Activity. Each line holding the word "Windows" must appear in the answer, copied from the entries.

Extracted material.
□ □ □ □ □ □ □

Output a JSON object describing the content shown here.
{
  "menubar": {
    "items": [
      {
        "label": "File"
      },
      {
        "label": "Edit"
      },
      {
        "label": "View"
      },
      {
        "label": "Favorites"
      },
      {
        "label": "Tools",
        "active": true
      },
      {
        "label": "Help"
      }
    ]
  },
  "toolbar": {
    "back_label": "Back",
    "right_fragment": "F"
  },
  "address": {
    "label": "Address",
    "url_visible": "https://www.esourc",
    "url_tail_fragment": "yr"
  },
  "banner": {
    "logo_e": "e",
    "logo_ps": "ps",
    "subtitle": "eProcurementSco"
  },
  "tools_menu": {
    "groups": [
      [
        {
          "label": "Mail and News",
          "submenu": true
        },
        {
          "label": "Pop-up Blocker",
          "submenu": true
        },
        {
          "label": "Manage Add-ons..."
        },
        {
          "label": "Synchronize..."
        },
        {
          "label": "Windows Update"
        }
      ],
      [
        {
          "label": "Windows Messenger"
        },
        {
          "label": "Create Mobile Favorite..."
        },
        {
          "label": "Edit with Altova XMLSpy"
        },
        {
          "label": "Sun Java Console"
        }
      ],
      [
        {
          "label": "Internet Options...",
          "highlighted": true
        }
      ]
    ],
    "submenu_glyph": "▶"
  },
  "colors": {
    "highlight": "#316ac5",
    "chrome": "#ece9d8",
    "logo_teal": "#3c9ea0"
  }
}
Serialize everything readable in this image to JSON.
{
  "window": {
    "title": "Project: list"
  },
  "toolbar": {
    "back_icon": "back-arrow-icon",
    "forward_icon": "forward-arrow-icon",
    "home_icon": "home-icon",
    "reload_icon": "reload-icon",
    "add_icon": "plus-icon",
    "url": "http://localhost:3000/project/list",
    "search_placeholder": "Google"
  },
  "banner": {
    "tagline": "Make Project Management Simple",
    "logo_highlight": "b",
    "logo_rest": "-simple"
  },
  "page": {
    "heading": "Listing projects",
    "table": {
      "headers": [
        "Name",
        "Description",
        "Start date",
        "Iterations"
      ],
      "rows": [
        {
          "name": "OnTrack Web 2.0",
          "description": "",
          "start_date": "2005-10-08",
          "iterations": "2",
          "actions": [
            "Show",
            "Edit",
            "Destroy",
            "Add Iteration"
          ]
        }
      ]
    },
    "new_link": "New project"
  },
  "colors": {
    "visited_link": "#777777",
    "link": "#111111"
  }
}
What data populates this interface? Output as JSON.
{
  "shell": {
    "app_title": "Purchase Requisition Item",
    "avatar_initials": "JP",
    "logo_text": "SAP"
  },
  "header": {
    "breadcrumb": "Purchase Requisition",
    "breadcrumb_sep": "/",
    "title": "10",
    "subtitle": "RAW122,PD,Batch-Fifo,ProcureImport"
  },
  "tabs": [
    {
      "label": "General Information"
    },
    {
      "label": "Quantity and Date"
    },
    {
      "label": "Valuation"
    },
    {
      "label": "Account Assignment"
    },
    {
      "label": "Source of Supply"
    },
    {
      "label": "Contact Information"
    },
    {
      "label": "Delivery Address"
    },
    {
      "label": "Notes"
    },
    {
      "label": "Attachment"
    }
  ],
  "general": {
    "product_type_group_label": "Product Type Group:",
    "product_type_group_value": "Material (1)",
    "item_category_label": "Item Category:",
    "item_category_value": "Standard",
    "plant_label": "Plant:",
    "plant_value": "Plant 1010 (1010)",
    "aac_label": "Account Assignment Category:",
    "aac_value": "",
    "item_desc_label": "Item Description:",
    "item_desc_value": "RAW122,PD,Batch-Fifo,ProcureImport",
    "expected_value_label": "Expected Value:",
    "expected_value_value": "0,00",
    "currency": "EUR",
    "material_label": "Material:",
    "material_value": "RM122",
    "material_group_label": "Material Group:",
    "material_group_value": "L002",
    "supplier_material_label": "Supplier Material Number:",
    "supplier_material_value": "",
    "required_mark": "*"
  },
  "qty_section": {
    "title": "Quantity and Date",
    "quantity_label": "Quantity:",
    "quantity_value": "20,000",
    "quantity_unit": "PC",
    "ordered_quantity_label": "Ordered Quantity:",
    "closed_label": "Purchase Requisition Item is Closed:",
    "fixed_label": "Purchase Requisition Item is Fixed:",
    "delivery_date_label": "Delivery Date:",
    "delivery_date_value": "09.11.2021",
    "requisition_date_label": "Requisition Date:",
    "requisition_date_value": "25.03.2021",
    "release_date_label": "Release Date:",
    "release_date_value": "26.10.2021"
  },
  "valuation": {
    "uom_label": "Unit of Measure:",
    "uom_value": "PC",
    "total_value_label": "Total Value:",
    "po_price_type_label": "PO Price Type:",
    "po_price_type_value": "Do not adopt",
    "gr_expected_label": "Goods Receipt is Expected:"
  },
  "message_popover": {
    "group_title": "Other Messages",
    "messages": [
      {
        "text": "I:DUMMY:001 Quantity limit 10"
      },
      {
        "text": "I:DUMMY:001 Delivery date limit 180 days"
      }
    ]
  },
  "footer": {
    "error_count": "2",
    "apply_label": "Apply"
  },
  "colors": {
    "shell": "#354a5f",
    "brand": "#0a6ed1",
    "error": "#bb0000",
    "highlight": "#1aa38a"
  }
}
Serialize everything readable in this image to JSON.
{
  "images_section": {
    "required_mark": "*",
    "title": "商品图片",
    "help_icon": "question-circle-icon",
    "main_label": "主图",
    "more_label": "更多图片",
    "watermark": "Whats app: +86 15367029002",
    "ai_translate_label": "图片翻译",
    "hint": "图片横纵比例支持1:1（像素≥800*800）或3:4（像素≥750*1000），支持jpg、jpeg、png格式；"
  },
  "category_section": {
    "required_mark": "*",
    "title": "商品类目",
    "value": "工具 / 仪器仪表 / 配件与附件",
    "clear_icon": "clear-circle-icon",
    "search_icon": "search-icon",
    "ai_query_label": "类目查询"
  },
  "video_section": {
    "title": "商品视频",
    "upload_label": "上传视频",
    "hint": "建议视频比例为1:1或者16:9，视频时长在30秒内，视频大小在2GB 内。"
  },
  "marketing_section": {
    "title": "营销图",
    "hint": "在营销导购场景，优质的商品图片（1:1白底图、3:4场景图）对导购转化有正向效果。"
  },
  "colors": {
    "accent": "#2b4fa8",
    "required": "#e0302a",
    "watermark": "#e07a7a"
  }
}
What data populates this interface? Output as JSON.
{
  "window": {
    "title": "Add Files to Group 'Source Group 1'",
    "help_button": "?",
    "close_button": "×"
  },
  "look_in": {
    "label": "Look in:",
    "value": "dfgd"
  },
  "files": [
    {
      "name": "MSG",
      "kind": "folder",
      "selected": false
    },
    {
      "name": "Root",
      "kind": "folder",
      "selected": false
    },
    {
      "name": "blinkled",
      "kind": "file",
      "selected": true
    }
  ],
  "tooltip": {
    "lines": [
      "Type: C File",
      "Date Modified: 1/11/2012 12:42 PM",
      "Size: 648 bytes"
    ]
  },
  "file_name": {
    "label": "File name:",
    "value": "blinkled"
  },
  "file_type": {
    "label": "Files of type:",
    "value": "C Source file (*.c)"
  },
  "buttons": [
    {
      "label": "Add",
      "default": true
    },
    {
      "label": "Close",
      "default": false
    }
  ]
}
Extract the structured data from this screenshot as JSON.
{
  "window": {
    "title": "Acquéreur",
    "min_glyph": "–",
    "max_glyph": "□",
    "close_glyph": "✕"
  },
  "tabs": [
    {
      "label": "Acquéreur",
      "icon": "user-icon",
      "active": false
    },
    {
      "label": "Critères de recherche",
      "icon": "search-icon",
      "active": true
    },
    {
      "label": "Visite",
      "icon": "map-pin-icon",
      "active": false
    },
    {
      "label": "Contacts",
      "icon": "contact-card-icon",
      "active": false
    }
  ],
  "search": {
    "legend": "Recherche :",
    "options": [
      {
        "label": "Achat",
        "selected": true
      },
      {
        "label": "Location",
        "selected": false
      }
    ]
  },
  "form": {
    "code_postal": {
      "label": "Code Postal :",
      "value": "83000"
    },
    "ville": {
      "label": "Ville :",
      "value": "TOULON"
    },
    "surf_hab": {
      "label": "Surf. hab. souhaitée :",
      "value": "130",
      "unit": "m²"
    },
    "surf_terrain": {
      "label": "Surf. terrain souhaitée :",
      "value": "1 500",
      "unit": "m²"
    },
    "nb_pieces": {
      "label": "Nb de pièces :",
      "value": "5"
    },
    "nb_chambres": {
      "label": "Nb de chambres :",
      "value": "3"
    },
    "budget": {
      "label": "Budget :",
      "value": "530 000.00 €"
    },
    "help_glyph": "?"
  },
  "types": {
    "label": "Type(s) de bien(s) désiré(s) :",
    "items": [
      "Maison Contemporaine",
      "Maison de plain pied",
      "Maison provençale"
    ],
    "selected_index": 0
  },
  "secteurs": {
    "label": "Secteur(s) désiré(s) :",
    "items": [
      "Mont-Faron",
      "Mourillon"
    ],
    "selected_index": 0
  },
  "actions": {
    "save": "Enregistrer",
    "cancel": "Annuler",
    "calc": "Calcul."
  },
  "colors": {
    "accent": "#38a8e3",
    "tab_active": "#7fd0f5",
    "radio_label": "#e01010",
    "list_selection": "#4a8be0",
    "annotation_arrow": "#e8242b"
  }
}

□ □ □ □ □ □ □

Output of the exercise.
          "label": "Windows Update"
          "label": "Windows Messenger"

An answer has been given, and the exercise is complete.